## Task goal
Return every line from the records below with the string "label".

*** Opening of Input data ***

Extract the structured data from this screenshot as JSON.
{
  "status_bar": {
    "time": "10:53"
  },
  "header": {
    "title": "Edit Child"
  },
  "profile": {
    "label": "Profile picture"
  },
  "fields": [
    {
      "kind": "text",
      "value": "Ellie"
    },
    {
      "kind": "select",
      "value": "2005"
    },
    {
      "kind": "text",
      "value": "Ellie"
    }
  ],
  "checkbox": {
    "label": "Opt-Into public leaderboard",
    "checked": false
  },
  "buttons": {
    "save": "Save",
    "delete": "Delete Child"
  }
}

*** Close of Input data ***

## Solution
    "label": "Profile picture"
    "label": "Opt-Into public leaderboard",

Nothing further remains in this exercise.